But, despite the rain yesterday, Sergio Garcia, the 19-year-old Spaniard, was an equal attraction for the 30,000 gallery in practice and the Europeans have so far received as warm a welcome as at Oak Hill four years ago. "There was a great atmosphere," Lee Westwood said. "There has been no hostility from anybody."

Apart from Jose Maria Olazabal's intense sessions with the veteran coach John Jacobs on the practice range, there is a relaxed atmosphere in the visitors' camp. The party line is that the pressure is on the home team but Westwood did manage a slightly barbed rebuke to Jeff Maggert.

"They must be under pressure being the 12 best players in the world, according to themselves," Westwood said. "It is nice being the underdogs. There is great expectation on them to win and the pressure is building, I'd imagine."

With one last practice session remaining today, the European captain, Mark James, yesterday split up Westwood and Darren Clarke. More significant, perhaps, was that he kept together for the second day running the partnerships of Colin Montgomerie and the Open champion, Paul Lawrie, Garcia and Jesper Parnevik, and Olazabal and Miguel Angel Jimenez.

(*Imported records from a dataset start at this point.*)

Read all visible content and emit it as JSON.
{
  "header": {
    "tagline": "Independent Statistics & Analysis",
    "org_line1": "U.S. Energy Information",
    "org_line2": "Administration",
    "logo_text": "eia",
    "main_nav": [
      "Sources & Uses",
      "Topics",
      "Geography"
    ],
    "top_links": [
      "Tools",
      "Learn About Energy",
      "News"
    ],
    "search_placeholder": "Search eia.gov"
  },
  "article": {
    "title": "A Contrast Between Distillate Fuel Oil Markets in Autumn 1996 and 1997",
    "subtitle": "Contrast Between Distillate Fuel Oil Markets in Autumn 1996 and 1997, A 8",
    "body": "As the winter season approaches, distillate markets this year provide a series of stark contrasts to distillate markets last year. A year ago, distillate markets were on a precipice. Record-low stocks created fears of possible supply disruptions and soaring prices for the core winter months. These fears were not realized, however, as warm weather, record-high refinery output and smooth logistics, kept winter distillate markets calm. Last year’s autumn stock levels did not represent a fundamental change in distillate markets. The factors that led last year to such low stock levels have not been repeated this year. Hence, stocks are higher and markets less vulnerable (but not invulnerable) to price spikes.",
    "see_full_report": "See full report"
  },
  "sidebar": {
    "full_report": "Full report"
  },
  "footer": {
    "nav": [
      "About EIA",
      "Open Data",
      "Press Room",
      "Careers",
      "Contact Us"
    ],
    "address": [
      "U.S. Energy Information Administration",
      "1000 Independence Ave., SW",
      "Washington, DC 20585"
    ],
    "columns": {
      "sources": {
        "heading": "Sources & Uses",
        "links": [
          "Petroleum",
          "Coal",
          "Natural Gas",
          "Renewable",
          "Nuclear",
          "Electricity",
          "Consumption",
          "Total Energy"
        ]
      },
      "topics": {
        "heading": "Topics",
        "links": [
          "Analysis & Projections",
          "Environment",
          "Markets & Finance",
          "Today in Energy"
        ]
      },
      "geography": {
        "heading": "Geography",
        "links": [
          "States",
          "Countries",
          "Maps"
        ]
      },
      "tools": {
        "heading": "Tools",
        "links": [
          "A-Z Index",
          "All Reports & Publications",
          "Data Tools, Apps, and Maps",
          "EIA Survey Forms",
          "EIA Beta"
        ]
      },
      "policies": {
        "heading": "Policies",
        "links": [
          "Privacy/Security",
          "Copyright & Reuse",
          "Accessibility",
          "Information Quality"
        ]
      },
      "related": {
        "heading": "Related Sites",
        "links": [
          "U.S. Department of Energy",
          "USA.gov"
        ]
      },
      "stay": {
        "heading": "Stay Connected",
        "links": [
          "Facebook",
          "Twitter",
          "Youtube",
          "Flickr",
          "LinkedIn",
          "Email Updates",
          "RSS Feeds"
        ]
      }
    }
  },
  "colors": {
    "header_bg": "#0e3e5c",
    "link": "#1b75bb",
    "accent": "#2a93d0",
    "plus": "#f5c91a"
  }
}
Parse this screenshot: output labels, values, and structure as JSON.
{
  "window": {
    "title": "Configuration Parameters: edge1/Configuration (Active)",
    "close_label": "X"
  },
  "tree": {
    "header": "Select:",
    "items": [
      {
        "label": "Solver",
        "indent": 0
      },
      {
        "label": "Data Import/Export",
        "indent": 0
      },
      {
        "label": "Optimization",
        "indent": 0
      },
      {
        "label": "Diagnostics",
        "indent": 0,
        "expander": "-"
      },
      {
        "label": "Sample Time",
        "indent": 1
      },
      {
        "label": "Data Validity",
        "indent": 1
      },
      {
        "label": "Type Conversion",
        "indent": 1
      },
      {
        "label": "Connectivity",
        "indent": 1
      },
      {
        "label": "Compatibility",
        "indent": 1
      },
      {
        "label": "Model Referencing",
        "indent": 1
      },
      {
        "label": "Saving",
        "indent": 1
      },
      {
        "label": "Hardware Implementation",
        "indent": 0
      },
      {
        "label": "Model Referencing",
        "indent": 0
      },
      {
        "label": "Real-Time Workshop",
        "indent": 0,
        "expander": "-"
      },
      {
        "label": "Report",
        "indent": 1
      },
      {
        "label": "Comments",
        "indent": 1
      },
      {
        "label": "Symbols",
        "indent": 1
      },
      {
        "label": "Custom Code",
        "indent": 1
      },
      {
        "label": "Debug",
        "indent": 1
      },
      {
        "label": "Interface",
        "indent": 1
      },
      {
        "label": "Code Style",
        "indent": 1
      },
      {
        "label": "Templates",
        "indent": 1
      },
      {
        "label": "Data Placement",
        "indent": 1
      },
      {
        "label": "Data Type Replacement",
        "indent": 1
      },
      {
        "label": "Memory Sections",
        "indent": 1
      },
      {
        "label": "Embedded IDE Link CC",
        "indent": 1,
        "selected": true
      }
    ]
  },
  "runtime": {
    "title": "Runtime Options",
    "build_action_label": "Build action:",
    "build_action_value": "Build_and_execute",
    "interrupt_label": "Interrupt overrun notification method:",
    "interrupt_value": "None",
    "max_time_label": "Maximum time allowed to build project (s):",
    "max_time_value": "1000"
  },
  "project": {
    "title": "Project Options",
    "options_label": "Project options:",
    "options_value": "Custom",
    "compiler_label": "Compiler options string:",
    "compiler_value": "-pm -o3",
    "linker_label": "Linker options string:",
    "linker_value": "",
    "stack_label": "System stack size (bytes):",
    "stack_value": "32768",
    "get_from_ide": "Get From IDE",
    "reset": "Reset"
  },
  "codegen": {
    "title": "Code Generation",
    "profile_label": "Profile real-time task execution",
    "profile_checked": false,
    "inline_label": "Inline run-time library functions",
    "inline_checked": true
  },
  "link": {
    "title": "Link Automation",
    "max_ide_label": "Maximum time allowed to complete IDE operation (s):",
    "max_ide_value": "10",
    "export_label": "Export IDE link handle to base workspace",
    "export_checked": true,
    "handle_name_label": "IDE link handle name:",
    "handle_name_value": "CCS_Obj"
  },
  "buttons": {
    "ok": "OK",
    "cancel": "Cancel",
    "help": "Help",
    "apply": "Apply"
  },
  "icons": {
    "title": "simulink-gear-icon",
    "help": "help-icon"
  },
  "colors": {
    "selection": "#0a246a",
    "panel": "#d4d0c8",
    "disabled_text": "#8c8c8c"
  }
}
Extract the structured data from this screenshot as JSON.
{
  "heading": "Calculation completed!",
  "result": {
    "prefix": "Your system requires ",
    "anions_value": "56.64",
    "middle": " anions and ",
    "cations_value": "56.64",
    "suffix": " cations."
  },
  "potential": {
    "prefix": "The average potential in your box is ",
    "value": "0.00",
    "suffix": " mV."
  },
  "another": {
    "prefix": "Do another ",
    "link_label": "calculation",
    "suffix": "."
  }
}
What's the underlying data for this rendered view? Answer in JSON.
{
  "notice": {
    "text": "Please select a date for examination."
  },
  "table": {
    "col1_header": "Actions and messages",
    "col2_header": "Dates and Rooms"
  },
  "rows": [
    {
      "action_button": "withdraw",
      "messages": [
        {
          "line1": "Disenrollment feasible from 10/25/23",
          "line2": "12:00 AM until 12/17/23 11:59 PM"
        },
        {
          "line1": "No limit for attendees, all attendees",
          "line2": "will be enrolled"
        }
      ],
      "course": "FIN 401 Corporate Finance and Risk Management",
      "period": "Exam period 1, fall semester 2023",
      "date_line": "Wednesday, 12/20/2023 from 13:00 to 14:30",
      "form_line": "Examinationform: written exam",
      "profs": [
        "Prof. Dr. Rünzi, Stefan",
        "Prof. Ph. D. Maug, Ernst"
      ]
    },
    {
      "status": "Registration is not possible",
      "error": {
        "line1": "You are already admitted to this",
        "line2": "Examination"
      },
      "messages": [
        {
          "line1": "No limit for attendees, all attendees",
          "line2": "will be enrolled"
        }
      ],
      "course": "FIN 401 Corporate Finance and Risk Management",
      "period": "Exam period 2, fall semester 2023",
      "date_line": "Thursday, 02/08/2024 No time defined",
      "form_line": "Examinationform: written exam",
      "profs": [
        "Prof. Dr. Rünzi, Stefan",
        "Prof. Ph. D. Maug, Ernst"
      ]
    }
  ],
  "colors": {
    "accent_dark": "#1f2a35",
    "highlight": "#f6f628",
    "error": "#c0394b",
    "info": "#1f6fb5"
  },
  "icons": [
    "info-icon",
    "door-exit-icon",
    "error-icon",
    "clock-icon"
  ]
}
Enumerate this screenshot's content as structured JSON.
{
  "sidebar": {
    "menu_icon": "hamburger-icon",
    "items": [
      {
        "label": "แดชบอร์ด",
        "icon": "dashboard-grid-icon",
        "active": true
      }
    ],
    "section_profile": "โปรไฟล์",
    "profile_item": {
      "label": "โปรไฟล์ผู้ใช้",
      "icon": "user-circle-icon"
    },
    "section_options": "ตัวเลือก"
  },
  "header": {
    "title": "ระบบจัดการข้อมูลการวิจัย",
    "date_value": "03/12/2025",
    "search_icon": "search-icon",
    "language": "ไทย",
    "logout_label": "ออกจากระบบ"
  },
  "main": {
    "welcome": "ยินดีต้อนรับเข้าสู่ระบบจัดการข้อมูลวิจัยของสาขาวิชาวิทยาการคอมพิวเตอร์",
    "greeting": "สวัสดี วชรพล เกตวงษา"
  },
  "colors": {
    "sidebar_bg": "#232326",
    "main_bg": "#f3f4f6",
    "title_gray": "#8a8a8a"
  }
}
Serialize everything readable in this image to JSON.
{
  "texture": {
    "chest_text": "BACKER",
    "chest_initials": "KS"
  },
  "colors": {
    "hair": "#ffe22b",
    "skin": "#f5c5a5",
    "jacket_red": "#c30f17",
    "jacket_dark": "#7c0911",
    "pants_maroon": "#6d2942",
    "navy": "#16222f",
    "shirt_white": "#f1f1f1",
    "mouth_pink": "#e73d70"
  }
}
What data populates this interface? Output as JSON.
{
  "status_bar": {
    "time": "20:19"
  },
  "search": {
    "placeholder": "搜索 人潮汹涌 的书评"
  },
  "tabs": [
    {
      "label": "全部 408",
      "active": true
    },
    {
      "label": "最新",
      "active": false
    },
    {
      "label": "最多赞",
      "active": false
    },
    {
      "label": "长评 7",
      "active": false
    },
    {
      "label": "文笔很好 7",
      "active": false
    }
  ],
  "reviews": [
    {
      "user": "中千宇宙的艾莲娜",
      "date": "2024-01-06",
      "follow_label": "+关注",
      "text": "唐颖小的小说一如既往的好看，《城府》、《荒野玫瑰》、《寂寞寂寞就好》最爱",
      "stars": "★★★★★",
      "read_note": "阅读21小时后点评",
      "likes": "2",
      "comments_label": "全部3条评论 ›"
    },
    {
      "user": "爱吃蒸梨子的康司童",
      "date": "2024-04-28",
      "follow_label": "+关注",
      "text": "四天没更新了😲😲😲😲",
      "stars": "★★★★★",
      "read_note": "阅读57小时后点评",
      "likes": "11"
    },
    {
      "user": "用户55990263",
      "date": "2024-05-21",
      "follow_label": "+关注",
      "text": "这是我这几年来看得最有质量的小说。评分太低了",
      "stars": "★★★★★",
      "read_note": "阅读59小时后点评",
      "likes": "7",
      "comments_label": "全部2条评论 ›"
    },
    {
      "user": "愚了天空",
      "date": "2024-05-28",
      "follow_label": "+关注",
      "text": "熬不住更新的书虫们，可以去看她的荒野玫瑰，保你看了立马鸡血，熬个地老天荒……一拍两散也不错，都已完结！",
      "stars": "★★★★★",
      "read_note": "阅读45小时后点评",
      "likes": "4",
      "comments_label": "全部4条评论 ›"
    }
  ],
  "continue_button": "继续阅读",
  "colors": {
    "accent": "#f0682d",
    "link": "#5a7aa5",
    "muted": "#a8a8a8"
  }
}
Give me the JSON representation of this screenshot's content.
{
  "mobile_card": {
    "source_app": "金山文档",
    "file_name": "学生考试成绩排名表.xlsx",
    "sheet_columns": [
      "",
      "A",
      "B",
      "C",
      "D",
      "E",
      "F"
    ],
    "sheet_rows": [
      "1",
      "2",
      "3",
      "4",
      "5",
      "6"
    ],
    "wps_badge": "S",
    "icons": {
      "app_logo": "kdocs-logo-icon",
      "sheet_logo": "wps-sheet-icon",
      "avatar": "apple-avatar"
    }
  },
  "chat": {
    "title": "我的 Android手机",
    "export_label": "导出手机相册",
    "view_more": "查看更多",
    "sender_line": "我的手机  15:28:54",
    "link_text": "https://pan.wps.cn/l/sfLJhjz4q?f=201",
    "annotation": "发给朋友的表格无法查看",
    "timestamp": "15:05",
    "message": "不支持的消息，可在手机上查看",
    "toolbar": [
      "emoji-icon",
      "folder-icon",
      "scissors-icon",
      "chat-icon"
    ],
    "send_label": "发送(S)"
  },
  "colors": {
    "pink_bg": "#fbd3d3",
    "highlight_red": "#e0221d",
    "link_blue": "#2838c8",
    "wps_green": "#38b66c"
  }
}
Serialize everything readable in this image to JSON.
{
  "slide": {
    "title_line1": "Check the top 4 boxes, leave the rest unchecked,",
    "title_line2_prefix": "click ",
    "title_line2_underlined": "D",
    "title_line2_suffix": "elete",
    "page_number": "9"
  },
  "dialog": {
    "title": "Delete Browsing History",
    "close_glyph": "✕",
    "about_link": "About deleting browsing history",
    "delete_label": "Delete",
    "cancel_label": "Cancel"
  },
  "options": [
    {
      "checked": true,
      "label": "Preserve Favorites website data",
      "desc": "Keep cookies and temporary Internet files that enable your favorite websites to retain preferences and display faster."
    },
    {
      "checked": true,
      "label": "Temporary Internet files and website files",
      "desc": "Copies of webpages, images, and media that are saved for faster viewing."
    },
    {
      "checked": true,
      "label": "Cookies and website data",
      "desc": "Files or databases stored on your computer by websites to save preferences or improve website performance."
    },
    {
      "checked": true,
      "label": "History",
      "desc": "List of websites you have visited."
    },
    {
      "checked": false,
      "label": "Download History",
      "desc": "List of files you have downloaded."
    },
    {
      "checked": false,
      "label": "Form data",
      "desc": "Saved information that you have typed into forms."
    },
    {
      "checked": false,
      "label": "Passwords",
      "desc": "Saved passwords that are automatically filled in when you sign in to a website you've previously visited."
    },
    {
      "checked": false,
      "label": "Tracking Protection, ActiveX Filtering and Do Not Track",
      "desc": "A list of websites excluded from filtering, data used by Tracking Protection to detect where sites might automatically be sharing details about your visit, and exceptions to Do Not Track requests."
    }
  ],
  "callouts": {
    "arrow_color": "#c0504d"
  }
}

Europe, as the visitors, have the honour on the first tee for the opening foursomes tomorrow and James will have to think hard about his lead pairing. Four years ago Montgomerie hit the opening drive and called it the most pressurised shot he had ever faced, while Olazabal had the dubious honour in 1991. "The only thing that stands still is the shaft of the club before you take it out of the bag," Ollie recalled. "The rest, everything shakes, hands, legs, absolutely everything."

With seven rookies in the team, some of the newcomers are aware they may not be playing a lot of golf before Sunday's singles. "This is going to be a team effort and regardless of how many times you play, you still have to support and be there for the team," Padraig Harrington said.

Jean Van de Velde added: "It doesn't matter if you play five times, or three times or once, your contribution to the team is important." After twice having his clubs lost on his previous trips to the States, Van de Velde secured a space for his bag on Concorde on Monday but he decided to go on a tour of Boston with his family that afternoon.

"It is important for me to feel comfortable and see a bit of the place I'm in and Monday was the only chance," the Frenchman said. "To be the first from my country to play in the Ryder Cup is fantastic. It's a privilege and an honour but also if the people at home understand the game, and the spirit of it, a little better that's something tremendous. I'm going to cherish every moment this week, every detail, and keep it at the back of my mind and have it for the rest of my life."

As the man who threw away a three-shot lead on the last at the Open, how Van de Velde handles the pressure this week will be intriguing. "Everyone is going to feel pressure, even Tiger," he said. "It's still going to be a golf game. You have to keep your head on your shoulders and respond to all the devils in your mind. Carnoustie is not something you can forget. Maybe I need to see a shrink but I haven't lost my head since. I'm doing all right."